# Electrostatics conductor problem

1. Feb 10, 2008

### ehrenfest

[SOLVED] electrostatics problem

1. The problem statement, all variables and given/known data
Two spherical cavities, of radii a and b, are hollowed out from the interior of a (neutral) conducting sphere of radius R. At the center of each cavity a point charge is placed--call these charges q_a and q_b.
Why is it necessarily true that the force on q_a and q_b is 0? Why is it true that the force is still zero no matter what kind of charge distribution you have outside the conductor.

2. Relevant equations

3. The attempt at a solution
You can use Gauss's Law to find the electric field in each cavity. And you find that it is as the charge were isolated in space. But that doesn't tell you the electric field at the charge...only around it, right?

2. Feb 10, 2008

### jacobrhcp

*is a little rusty on the subject*

conducting sphere means that, if there is an electric field in the conducting sphere, then the electrons in the conducting sphere will move as to create an electric field to cancel the electric field in place, right?

That would answer you question, because E=0 => F=0

3. Feb 10, 2008

### ehrenfest

But q_a and q_b are in cavities, not in the meat of the conductor.

4. Feb 10, 2008

### pam

Draw a Gaussian sphere in the conductor, just outside one cavity. The E field is zero everywhere on the sphere. This can only happen if the surface charge on the inside of the cavity is spherically symmetric, i.e. constant. Then the field at the center of the spherical cavity will be zero, giving zero force on the point charge. This only happens at the center of the cavity. There would be a force on a charge at other points in the cavity.

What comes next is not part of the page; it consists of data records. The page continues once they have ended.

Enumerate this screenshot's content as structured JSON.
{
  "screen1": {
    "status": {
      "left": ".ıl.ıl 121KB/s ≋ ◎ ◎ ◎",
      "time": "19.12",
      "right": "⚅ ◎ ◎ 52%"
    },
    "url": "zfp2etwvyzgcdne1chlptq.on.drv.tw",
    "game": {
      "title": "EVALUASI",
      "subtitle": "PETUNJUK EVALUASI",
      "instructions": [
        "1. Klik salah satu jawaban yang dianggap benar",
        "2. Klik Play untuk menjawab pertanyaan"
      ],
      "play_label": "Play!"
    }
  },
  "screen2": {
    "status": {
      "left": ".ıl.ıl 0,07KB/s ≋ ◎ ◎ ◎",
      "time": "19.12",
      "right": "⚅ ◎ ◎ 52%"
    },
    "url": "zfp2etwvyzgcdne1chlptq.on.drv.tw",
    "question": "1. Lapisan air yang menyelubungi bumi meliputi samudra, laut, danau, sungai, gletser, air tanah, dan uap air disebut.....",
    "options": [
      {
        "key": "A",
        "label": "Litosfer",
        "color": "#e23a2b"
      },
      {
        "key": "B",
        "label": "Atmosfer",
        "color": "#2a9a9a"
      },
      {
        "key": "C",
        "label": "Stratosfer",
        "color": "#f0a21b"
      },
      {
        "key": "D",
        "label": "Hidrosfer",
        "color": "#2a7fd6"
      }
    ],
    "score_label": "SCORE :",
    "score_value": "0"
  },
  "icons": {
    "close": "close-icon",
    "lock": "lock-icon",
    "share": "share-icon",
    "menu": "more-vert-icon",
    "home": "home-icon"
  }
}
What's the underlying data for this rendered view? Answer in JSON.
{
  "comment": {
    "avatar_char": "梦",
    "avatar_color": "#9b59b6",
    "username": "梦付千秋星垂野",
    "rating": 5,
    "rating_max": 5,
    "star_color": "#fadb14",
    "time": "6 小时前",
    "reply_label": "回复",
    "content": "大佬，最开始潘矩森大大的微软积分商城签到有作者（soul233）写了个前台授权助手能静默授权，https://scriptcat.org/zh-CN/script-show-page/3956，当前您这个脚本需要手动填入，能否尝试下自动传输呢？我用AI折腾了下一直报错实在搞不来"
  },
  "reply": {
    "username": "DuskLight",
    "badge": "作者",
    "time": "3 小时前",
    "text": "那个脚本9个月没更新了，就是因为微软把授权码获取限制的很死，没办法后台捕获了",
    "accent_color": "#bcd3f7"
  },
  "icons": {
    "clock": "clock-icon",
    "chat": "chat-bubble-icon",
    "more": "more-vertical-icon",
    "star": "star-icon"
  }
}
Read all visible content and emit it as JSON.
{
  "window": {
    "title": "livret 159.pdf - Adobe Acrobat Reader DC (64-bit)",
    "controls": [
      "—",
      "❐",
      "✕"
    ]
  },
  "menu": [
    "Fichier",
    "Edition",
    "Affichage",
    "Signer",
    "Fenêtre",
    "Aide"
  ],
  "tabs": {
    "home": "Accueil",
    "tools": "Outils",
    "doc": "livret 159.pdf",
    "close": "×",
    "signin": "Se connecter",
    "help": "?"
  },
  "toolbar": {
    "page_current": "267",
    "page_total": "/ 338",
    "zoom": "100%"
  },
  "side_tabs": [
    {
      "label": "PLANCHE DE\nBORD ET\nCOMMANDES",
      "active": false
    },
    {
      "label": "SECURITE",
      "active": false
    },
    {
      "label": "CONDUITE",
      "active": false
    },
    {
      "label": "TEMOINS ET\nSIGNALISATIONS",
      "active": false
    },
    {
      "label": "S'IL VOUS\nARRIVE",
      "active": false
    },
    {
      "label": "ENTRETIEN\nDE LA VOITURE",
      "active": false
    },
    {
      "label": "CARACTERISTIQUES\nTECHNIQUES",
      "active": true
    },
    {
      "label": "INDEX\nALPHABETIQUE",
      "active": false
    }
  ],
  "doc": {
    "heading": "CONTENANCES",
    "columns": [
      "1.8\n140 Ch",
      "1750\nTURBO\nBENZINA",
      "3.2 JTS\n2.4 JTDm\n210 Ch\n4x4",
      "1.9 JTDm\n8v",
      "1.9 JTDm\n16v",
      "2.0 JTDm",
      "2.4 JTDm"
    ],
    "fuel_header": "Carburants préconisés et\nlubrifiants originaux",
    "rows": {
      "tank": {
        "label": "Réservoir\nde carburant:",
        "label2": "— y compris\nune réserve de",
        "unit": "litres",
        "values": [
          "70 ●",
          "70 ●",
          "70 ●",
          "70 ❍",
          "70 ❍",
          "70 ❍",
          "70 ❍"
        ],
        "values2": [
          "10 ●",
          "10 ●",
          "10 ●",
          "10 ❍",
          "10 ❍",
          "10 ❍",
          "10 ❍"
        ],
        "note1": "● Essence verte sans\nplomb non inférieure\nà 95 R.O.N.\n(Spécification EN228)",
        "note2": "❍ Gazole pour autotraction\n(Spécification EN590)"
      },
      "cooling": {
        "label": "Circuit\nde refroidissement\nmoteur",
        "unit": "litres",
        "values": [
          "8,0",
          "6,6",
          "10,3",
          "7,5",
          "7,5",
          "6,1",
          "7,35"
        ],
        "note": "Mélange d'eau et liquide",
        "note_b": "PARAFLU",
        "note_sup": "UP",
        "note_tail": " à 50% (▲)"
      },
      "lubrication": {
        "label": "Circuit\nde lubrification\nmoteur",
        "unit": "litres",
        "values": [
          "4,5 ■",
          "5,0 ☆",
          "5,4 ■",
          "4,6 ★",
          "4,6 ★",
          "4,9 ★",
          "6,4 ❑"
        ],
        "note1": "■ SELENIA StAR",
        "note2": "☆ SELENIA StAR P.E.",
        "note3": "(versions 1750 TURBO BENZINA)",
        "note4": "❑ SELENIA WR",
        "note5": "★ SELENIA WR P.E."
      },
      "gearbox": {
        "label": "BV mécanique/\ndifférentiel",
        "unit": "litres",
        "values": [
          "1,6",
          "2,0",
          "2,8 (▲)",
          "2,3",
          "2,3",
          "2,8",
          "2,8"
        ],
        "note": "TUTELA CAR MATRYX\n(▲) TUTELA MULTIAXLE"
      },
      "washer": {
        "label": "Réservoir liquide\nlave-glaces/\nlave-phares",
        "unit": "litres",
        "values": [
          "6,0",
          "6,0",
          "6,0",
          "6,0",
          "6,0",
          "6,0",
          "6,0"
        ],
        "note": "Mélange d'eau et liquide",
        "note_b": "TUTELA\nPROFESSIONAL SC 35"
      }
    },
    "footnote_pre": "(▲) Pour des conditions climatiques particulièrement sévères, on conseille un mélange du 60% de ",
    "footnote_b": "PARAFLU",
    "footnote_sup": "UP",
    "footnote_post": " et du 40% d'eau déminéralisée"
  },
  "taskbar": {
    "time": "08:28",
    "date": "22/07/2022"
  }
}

5. Feb 10, 2008

### kdv

I was going to say exactly the same thing.